I then extracted the byline field search term from the results to see how often the search term was appropriate for the byline field (where the user was intending to search by byline), and how often it was not (where the user was actually attempting a keyword search).

Report Specifications

Account: Mason Office of Communications and Marketing 01
View: [PROD] – default 2.0 (2017-06-25)
Report: Behavior -> Site Content -> All Pages
Segment: Off-Campus
Date Range (Report 1): Aug 1, 2017 – Aug 31, 2017
Date Range (Report 2): Sep 1, 2017 – Sep 30, 2017

Now we need to filter for only URLs representing searches on news items. The news items search is located at /latest-news/. If a search has been requested, the URL includes the user’s provided search parameters, which are delimited with a question mark in the URL.

For example, here is a URL that represents a search on the byline field for the term “test”:

Note that the byline search term the user entered is found in the field_byline_target_id_value parameter.

Therefore we need to filter for URLs starting with the path “/latest-news/” followed by a question mark, using the following regular expression:

Filter: Include -> Page -> Matching RegExp -> ^/latest-news\?
(The ‘latest news’ page, with a search.)

However, since we are only interested in searches that included a term in the byline field, we only want to see those searches that include a byline field search term. We can use the following regular expression to further filter for URLs in which the byline field value parameter is not immediately followed by an ampersand (which delineates the next parameter) – in other words, a byline search term has been provided:

Filter: Include -> Page -> Matching RegExp -> field_byline_target_id_value=[^&] (A URL that contains the ‘field_byline_target_id_value’ parameter, and which is NOT immediately followed by an ampersand.)

In summary, this provides a list of all the URLs that represent searches by off-campus users in which the user performed a search on the news items and specified a term in the byline field.

I then combined the two months of data and extracted the byline search terms from the URLs.


Here are the search terms used in the byline field by off-campus users during the months of August and September 2017:

Search Term Relevant to Byline Notes
agbiboa No Mason professor. Not a news writer.
angel cabrera No  
├íngel cabrera No  
award No  
binge watchers No  
cabrera No  
car brain activity No  
car brain activity simulator No  
card No  
cirque No  
daca No  
devos title ix No  
dhs No  
drive brain activity simulator No  
emotional support dogs No  
george mason inn No  
hiv No  
inova No  
journal of gerontology No  
kearney Maybe Perhaps refers to Colleen Kearney Rich, who does write news items, but could also refer to this:
loudoun No  
mercatus No  
michael buschmann No A Mason professor, but not an author of our news items.
mobility No  
over50 No  
over50 tv No  
peterson No A person’s name, but not not an author of our news items.
scout No  
sid dewberry No  
sid dewberry music No  
sklarew No Mason professor. Not a news writer.
statement from president cabrera No  
states No  
stearns center for teaching and learning No  
total eclipse No  
total solar eclipse No  
tv No  
water No  
welcome2mason No  
wiley No Perhaps refers to Wiley project, although we also have a couple professors by this name.
wilkin No Perhaps refers to Roger Wilkins, form who the north plaza was renamed.
zimmerman employee of the month No  

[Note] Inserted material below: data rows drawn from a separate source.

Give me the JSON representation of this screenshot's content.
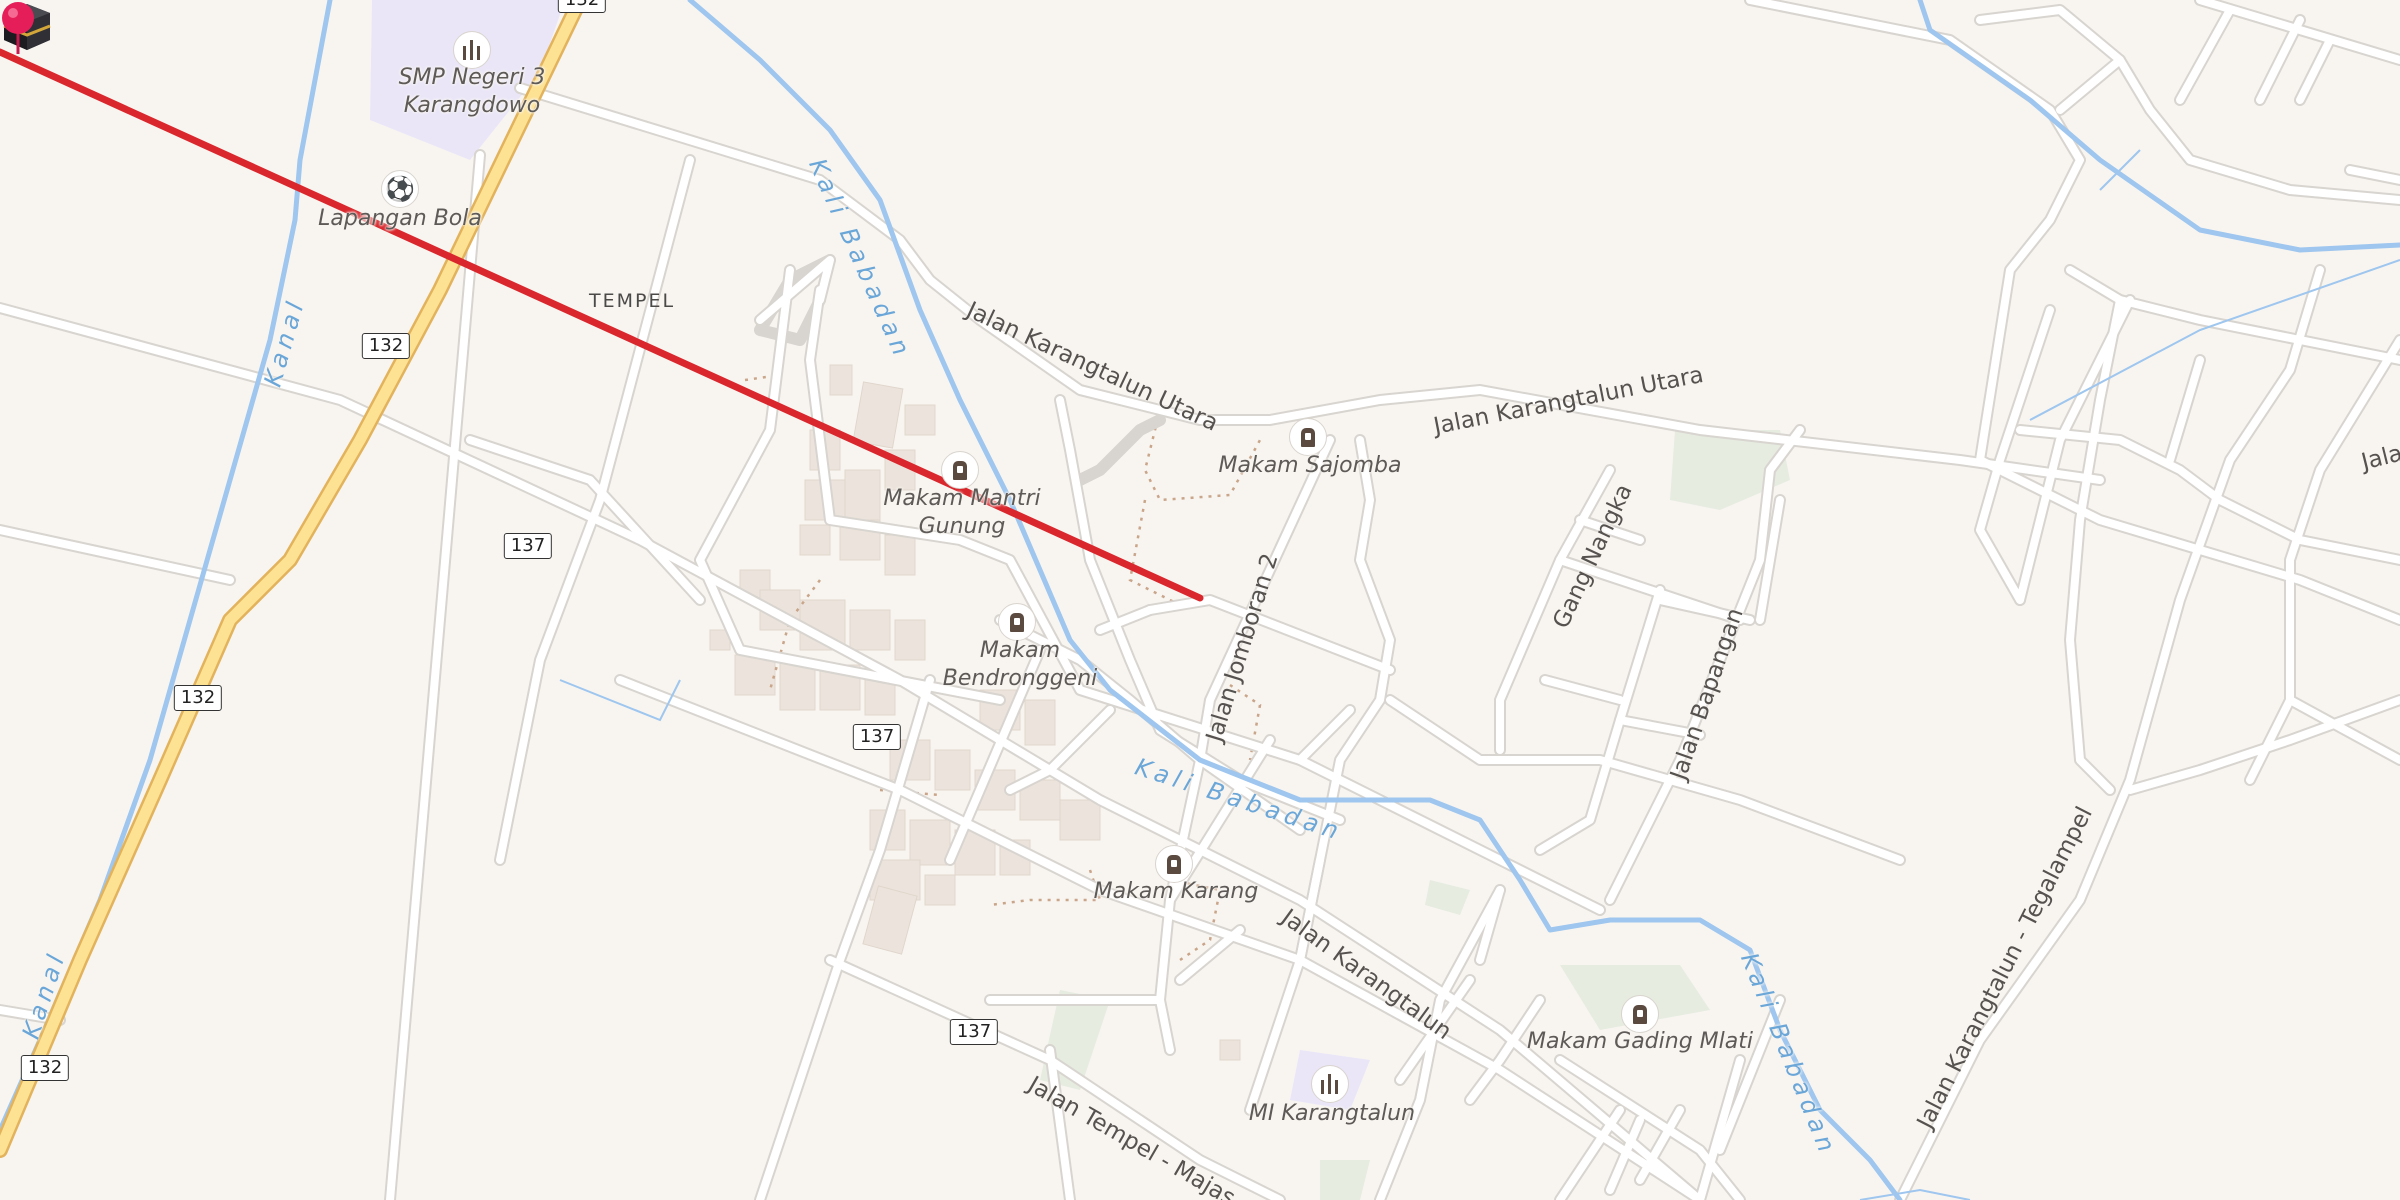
{
  "map": {
    "colors": {
      "background": "#f8f5f1",
      "road": "#ffffff",
      "road_casing": "#d8d4cf",
      "highway": "#fde293",
      "highway_casing": "#e2b35c",
      "water": "#9ec6ee",
      "route_line": "#d9272d",
      "pin": "#e51e59",
      "building": "#ece4dc",
      "green": "#e6ece0",
      "school_area": "#eae6f8"
    },
    "route": {
      "from": "Kaaba (Qibla direction)",
      "to": "Selected location"
    },
    "place_labels": {
      "tempel": "TEMPEL"
    },
    "pois": [
      {
        "id": "smp",
        "name": "SMP Negeri 3\nKarangdowo",
        "icon": "school-icon"
      },
      {
        "id": "lapangan",
        "name": "Lapangan Bola",
        "icon": "soccer-field-icon"
      },
      {
        "id": "mantri",
        "name": "Makam Mantri\nGunung",
        "icon": "cemetery-icon"
      },
      {
        "id": "bendronggeni",
        "name": "Makam\nBendronggeni",
        "icon": "cemetery-icon"
      },
      {
        "id": "sajomba",
        "name": "Makam Sajomba",
        "icon": "cemetery-icon"
      },
      {
        "id": "karang",
        "name": "Makam Karang",
        "icon": "cemetery-icon"
      },
      {
        "id": "gading",
        "name": "Makam Gading Mlati",
        "icon": "cemetery-icon"
      },
      {
        "id": "mi",
        "name": "MI Karangtalun",
        "icon": "school-icon"
      }
    ],
    "streets": {
      "karangtalun_utara_1": "Jalan Karangtalun Utara",
      "karangtalun_utara_2": "Jalan Karangtalun Utara",
      "jomboran": "Jalan Jomboran 2",
      "gang_nangka": "Gang Nangka",
      "bapangan": "Jalan Bapangan",
      "karangtalun": "Jalan Karangtalun",
      "tegalampel": "Jalan Karangtalun - Tegalampel",
      "tempel_majasem": "Jalan Tempel - Majas",
      "jala_edge": "Jala"
    },
    "waterways": {
      "kanal_1": "Kanal",
      "kanal_2": "Kanal",
      "babadan_1": "Kali Babadan",
      "babadan_2": "Kali Babadan",
      "babadan_3": "Kali Babadan"
    },
    "route_shields": {
      "s132_a": "132",
      "s132_b": "132",
      "s132_c": "132",
      "s132_d": "132",
      "s137_a": "137",
      "s137_b": "137",
      "s137_c": "137"
    }
  }
}
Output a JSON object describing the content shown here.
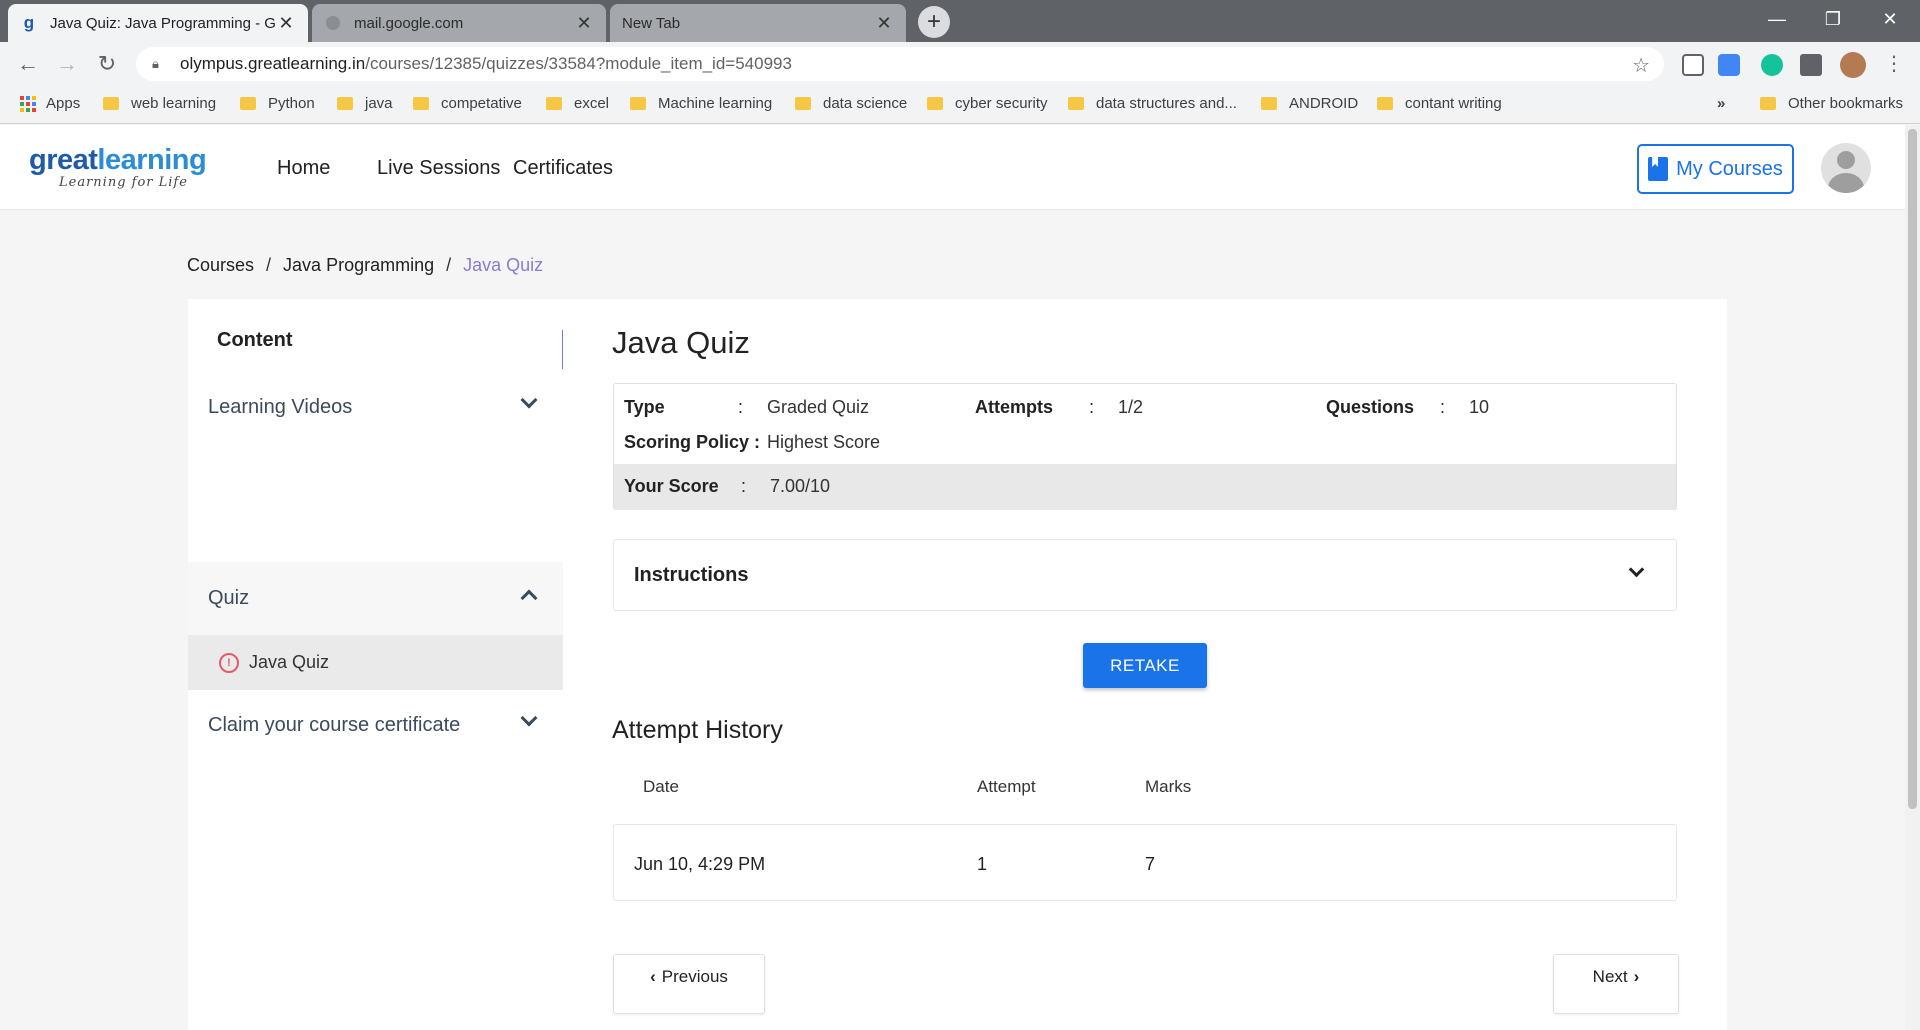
{
  "browser": {
    "tabs": [
      {
        "title": "Java Quiz: Java Programming - Gr",
        "favicon": "gl"
      },
      {
        "title": "mail.google.com",
        "favicon": "globe"
      },
      {
        "title": "New Tab",
        "favicon": ""
      }
    ],
    "url_host": "olympus.greatlearning.in",
    "url_path": "/courses/12385/quizzes/33584?module_item_id=540993",
    "bookmarks": [
      "Apps",
      "web learning",
      "Python",
      "java",
      "competative",
      "excel",
      "Machine learning",
      "data science",
      "cyber security",
      "data structures and...",
      "ANDROID",
      "contant writing"
    ],
    "overflow": "»",
    "other_bookmarks": "Other bookmarks"
  },
  "site": {
    "logo_main_a": "great",
    "logo_main_b": "learning",
    "logo_tagline": "Learning for Life",
    "nav": [
      "Home",
      "Live Sessions",
      "Certificates"
    ],
    "my_courses": "My Courses",
    "brand_color": "#1a73e8"
  },
  "breadcrumb": [
    "Courses",
    "Java Programming",
    "Java Quiz"
  ],
  "sidebar": {
    "title": "Content",
    "sections": [
      {
        "label": "Learning Videos",
        "expanded": false
      },
      {
        "label": "Quiz",
        "expanded": true
      },
      {
        "label": "Claim your course certificate",
        "expanded": false
      }
    ],
    "quiz_item": "Java Quiz"
  },
  "quiz": {
    "title": "Java Quiz",
    "type_label": "Type",
    "type_value": "Graded Quiz",
    "attempts_label": "Attempts",
    "attempts_value": "1/2",
    "questions_label": "Questions",
    "questions_value": "10",
    "policy_label": "Scoring Policy :",
    "policy_value": "Highest Score",
    "score_label": "Your Score",
    "score_value": "7.00/10",
    "colon": ":",
    "instructions": "Instructions",
    "retake": "RETAKE"
  },
  "history": {
    "title": "Attempt History",
    "columns": [
      "Date",
      "Attempt",
      "Marks"
    ],
    "rows": [
      {
        "date": "Jun 10, 4:29 PM",
        "attempt": "1",
        "marks": "7"
      }
    ]
  },
  "pager": {
    "previous": "Previous",
    "next": "Next"
  }
}
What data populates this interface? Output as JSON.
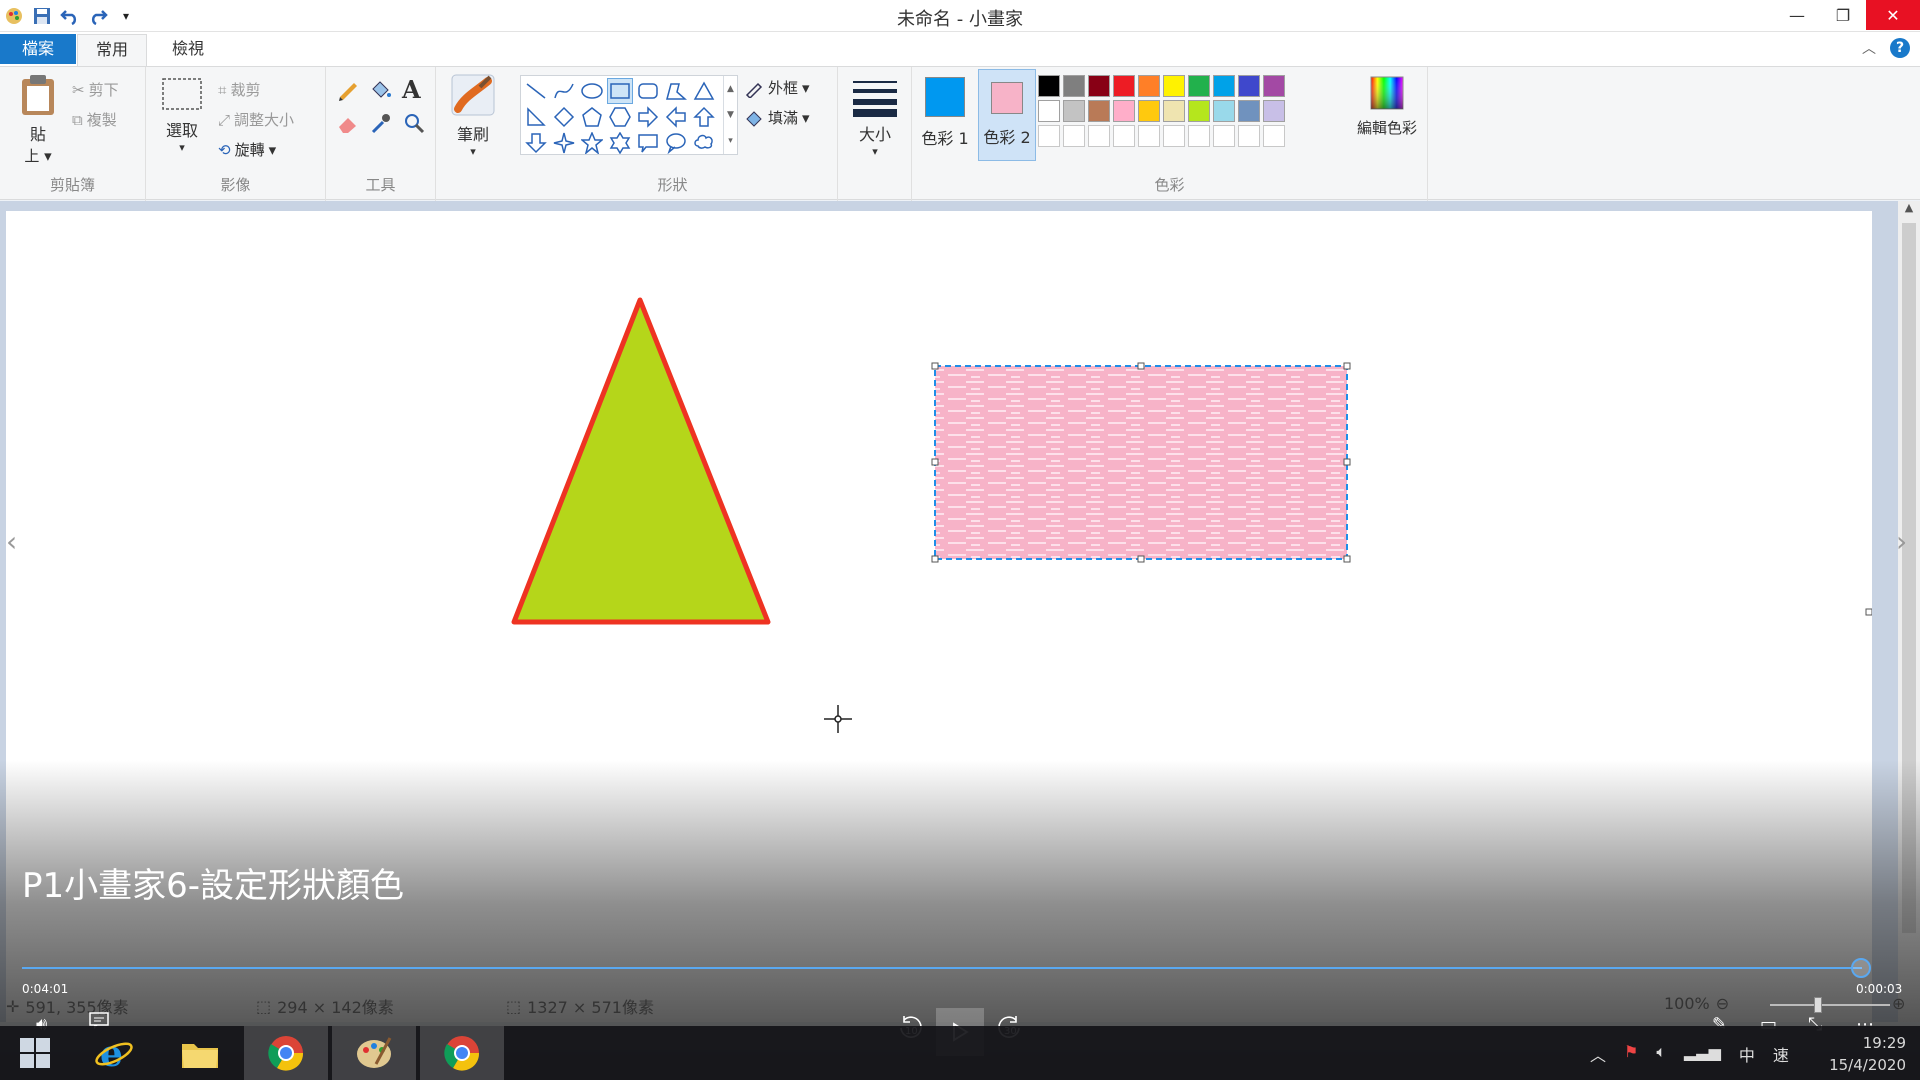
{
  "window": {
    "title": "未命名 - 小畫家"
  },
  "tabs": {
    "file": "檔案",
    "home": "常用",
    "view": "檢視"
  },
  "clipboard": {
    "paste": "貼",
    "paste2": "上",
    "cut": "剪下",
    "copy": "複製",
    "label": "剪貼簿"
  },
  "image": {
    "select": "選取",
    "crop": "裁剪",
    "resize": "調整大小",
    "rotate": "旋轉",
    "label": "影像"
  },
  "tools": {
    "label": "工具"
  },
  "brushes": {
    "label": "筆刷"
  },
  "shapes": {
    "outline": "外框",
    "fill": "填滿",
    "label": "形狀"
  },
  "size": {
    "label": "大小"
  },
  "colors": {
    "color1": "色彩 1",
    "color2": "色彩 2",
    "edit": "編輯色彩",
    "label": "色彩",
    "color1_value": "#0098f0",
    "color2_value": "#f7b3c8",
    "palette_row1": [
      "#000000",
      "#7f7f7f",
      "#880015",
      "#ed1c24",
      "#ff7f27",
      "#fff200",
      "#22b14c",
      "#00a2e8",
      "#3f48cc",
      "#a349a4"
    ],
    "palette_row2": [
      "#ffffff",
      "#c3c3c3",
      "#b97a57",
      "#ffaec9",
      "#ffc90e",
      "#efe4b0",
      "#b5e61d",
      "#99d9ea",
      "#7092be",
      "#c8bfe7"
    ]
  },
  "canvas_shapes": {
    "triangle_fill": "#b5d61a",
    "triangle_outline": "#ee3322",
    "rectangle_fill": "#f7b3c8",
    "selection_color": "#1e8ee8"
  },
  "video": {
    "title": "P1小畫家6-設定形狀顏色",
    "elapsed": "0:04:01",
    "remaining": "0:00:03",
    "rewind": "10",
    "forward": "30",
    "progress": 0.99
  },
  "status": {
    "cursor": "591, 355像素",
    "selection": "294 × 142像素",
    "image_size": "1327 × 571像素",
    "zoom": "100%"
  },
  "taskbar": {
    "time": "19:29",
    "date": "15/4/2020",
    "ime": "中",
    "ime2": "速"
  }
}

Looking at the search terms above, it is clear that most people are attempting to use the byline field as a keyword search. Very few, if any, off-campus users are using the byline field for its intended purpose.


  • If possible, we should offer a keyword search for news items. People appear to expect this functionality.
  • Even though the field is labelled “Byline”, it seems that people aren’t getting the message. Perhaps labeling the field “Author” would make it more clear to users.
  • Moving the byline search field further down the form from its position as the first search field may make users less likely to mistake it for a keyword search field.